[Saved data entries]
══════════

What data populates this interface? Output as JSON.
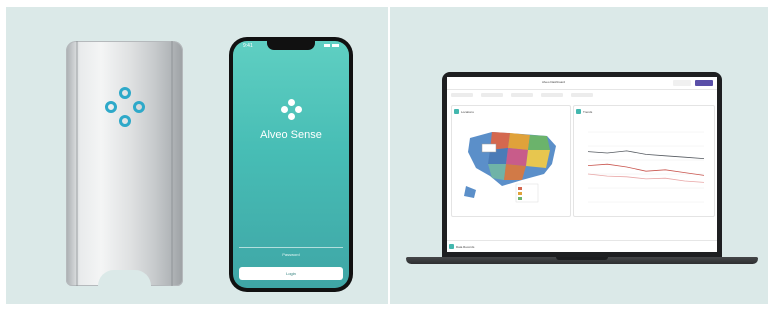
{
  "device": {
    "logo_icon": "four-circle-logo-icon",
    "logo_color": "#2ea9c9"
  },
  "phone": {
    "status_time": "9:41",
    "logo_icon": "four-circle-logo-icon",
    "app_title": "Alveo Sense",
    "input_placeholder": "Password",
    "login_label": "Login"
  },
  "laptop": {
    "dashboard_title": "Alveo Dashboard",
    "map_card_label": "Locations",
    "trend_card_label": "Trends",
    "footer_label": "Data Records",
    "colors": {
      "accent": "#5a4fa8",
      "teal": "#43b7ae",
      "line_red": "#c9554e",
      "line_dark": "#555a60",
      "line_pink": "#e8a6a6"
    }
  },
  "chart_data": {
    "type": "line",
    "series": [
      {
        "values": [
          72,
          70,
          73,
          68,
          66,
          64,
          62
        ]
      },
      {
        "values": [
          52,
          54,
          50,
          44,
          46,
          42,
          38
        ]
      },
      {
        "values": [
          40,
          37,
          36,
          33,
          34,
          30,
          28
        ]
      }
    ],
    "ylim": [
      0,
      100
    ]
  }
}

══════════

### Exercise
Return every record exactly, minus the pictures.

### Result
What data populates this interface? Output as JSON.
{
  "device": {
    "logo_icon": "four-circle-logo-icon",
    "logo_color": "#2ea9c9"
  },
  "phone": {
    "status_time": "9:41",
    "logo_icon": "four-circle-logo-icon",
    "app_title": "Alveo Sense",
    "input_placeholder": "Password",
    "login_label": "Login"
  },
  "laptop": {
    "dashboard_title": "Alveo Dashboard",
    "map_card_label": "Locations",
    "trend_card_label": "Trends",
    "footer_label": "Data Records",
    "colors": {
      "accent": "#5a4fa8",
      "teal": "#43b7ae",
      "line_red": "#c9554e",
      "line_dark": "#555a60",
      "line_pink": "#e8a6a6"
    }
  },
  "chart_data": {
    "type": "line",
    "series": [
      {
        "values": [
          72,
          70,
          73,
          68,
          66,
          64,
          62
        ]
      },
      {
        "values": [
          52,
          54,
          50,
          44,
          46,
          42,
          38
        ]
      },
      {
        "values": [
          40,
          37,
          36,
          33,
          34,
          30,
          28
        ]
      }
    ],
    "ylim": [
      0,
      100
    ]
  }
}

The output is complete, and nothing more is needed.